Can breastfeeding cause stomach pains?

When your milk flows out of your breast into your baby’s mouth very quickly and forcefully, your child may have to gulp it down to keep up with the flow. When they do this, they’re also swallowing a lot of air. Air trapped in the stomach and intestines can cause gas and stomach pain.

Are stomach cramps normal after giving birth?

As your uterus shrinks back into its normal size and shape, you will feel pain in your abdomen (lower belly). These pains are called “afterpains.” Most of these pains will be dull, but some will be sharp. You may feel more of these pains as you breastfeed your baby.

What medications to avoid while breastfeeding?

Breastfeeding women should avoid aspirin and products containing aspirin (this includes Pepto Bismal taken for an upset stomach), as well as products containing naproxen (Aleve). In contrast, acetominophen (Tylenol) and ibuprofin (Motrin, Advil) are not known to have any negative effects on nursing babies.

What medications decrease milk supply?

Which medications limit your milk supply?

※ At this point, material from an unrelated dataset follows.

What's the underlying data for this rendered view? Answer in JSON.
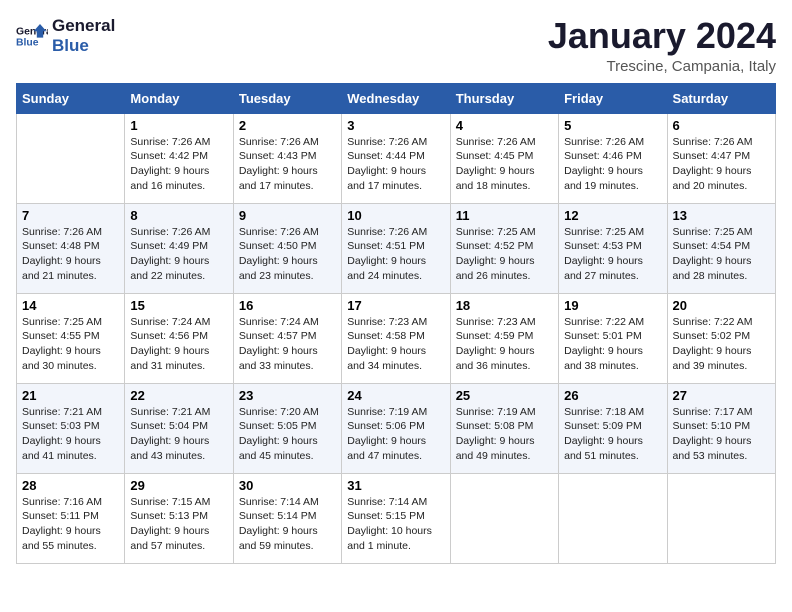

  • Antihistamines like diphenhydramine (Benadryl) and cetirizine (Zyrtec)
  • Birth control pills containing estrogen.
  • Decongestants and other medications containing pseudoephedrine, like Sudafed, Zyrtec-D, Claritin-D and Allegra-D.
  • Fertility medications like clomiphene (Clomid)